Approximately 150 people gathered in front of the Boulder County Courthouse on Tuesday to show solidarity with Dakota Access pipeline protesters in North Dakota. The protest was held next to the statue erected in 1980 as a tribute to Chief Niwot, the Arapaho people and, according to the plaque, to “sensitivity and respect for nature which is inherent in the Indian culture.”

The 1,172-mile pipeline is being built by Texas company Energy Transfer Partners. The purpose of the pipeline is to transport between 470,000 and 570,000 barrels of oil per day between the Bakken field of North Dakota and oil storage facilities in Illinois.

The pipeline is currently planned to cross the Missouri River at a point near the reservation of the Standing Rock Sioux. The original protest started when members of the tribe blocked construction of the pipeline after stating their concerns that it threatened the reservation’s water supply — which comes from the Missouri River less than a mile from the proposed path of the pipeline — as well as noting that if construction continued on its current course, it would likely destroy sacred lands, archaeological sites, artifacts and possible burial locations.

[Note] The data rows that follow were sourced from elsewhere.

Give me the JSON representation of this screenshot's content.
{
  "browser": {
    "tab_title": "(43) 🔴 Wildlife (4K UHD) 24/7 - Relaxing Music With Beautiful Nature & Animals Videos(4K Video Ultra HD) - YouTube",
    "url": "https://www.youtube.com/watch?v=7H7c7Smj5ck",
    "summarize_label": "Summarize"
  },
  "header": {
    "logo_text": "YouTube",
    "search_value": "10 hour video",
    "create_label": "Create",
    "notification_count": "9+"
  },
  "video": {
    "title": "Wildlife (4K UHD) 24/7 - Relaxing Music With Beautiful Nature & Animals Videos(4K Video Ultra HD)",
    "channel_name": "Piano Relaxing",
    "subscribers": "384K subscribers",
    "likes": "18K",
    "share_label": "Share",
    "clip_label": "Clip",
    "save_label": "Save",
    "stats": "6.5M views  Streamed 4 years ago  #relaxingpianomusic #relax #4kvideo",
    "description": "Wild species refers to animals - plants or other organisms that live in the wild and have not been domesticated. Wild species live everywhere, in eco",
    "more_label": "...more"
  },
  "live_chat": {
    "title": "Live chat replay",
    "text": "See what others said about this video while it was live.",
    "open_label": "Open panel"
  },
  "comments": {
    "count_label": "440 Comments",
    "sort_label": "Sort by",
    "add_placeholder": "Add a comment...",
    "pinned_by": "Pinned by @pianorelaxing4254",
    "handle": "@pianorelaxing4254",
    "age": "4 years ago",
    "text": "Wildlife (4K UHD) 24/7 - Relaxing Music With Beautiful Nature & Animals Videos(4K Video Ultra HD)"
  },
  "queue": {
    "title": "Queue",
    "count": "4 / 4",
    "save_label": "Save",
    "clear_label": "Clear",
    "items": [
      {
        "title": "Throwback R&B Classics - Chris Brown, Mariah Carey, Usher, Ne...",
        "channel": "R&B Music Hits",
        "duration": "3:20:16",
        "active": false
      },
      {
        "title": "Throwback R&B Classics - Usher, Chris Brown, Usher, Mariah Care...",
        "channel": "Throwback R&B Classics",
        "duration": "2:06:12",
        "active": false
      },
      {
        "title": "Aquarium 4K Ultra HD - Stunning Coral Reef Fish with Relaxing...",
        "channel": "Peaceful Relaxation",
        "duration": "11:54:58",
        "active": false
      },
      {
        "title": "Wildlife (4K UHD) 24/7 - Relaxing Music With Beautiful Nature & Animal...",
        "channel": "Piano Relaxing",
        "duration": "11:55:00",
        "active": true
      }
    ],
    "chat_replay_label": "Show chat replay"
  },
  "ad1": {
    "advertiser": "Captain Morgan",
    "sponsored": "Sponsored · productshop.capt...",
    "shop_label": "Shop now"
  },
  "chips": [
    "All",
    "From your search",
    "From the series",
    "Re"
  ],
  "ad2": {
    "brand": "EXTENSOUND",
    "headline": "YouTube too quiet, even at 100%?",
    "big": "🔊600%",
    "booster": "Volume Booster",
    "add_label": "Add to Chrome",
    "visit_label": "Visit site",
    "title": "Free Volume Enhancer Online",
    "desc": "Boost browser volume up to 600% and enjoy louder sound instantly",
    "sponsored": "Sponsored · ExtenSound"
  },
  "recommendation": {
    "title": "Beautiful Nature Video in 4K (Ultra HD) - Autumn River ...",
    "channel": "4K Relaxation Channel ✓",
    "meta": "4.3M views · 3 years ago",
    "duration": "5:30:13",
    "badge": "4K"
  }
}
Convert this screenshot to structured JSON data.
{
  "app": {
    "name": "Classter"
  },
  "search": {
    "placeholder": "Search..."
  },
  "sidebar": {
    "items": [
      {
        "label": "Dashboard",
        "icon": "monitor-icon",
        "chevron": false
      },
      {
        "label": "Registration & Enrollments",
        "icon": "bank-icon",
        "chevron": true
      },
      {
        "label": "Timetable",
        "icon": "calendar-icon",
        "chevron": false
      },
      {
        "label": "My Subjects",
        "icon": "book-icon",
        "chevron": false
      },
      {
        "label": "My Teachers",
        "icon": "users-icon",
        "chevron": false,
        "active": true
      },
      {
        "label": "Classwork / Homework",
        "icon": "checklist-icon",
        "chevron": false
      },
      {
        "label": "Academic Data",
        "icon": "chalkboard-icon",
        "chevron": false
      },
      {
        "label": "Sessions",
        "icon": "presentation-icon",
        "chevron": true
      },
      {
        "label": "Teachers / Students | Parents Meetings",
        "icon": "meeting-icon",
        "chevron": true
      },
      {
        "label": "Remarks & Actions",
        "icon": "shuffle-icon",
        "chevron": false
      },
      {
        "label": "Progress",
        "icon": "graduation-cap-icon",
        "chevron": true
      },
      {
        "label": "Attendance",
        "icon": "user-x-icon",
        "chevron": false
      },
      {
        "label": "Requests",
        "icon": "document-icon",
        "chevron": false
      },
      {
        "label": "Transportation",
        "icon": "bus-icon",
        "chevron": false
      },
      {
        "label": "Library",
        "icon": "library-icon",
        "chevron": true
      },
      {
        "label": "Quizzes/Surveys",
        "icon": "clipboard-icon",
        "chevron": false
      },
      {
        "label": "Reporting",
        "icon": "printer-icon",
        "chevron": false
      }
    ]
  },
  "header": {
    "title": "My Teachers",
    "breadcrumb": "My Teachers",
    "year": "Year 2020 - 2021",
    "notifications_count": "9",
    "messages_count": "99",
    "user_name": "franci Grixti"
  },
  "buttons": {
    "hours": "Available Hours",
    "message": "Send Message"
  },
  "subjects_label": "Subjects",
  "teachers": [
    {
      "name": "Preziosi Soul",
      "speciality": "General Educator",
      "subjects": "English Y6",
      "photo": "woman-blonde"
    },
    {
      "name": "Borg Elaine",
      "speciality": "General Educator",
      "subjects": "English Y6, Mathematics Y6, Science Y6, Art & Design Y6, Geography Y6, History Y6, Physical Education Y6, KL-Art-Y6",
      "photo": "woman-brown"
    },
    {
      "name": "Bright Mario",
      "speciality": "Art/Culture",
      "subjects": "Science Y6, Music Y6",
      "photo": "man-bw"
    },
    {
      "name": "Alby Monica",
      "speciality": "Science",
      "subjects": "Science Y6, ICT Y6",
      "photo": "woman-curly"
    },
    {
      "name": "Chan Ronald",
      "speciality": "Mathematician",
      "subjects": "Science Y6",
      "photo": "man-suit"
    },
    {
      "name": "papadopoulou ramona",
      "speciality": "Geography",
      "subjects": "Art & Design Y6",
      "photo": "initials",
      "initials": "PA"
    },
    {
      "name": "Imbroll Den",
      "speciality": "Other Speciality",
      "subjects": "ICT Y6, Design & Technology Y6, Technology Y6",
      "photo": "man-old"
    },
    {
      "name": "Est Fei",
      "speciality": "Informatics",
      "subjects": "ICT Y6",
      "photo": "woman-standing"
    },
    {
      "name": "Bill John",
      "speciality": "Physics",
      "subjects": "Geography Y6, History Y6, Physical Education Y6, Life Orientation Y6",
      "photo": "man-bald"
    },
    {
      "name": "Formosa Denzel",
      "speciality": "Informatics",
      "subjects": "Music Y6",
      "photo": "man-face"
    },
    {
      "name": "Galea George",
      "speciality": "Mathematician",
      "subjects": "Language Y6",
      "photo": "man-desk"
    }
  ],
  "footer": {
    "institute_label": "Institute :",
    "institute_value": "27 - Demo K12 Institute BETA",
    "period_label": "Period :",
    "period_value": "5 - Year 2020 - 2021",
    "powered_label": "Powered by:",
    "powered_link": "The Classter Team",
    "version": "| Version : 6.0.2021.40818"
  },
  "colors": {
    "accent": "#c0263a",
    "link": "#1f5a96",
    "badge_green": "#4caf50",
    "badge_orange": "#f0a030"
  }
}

As construction continued, the tribe filed an emergency motion for a temporary restraining order, but the U.S. District Court Judge overseeing the motion denied it and construction continued. Private security guards used dogs and pepper spray to clear protesters from the pipeline’s path and as a result, some important sites, artifacts and potential burial sites have now likely been bulldozed.

news-art-2Joel Dyer

On Sept. 9, several agencies of the federal government temporarily suspended pipeline construction on a small piece of land owned by the Army Corp of Engineers, bringing Energy Transfer’s North Dakota operations to a halt… for now.

Representatives from tribes all across the U.S. and Canada along with many other supporters have established a camp near Cannon Ball, North Dakota where the efforts to stop the pipeline are now centered. Protesters say they will remain through the winter.

Approximately 150 people protested in support of the Standing Rock Sioux’s efforts in Boulder on Tuesday.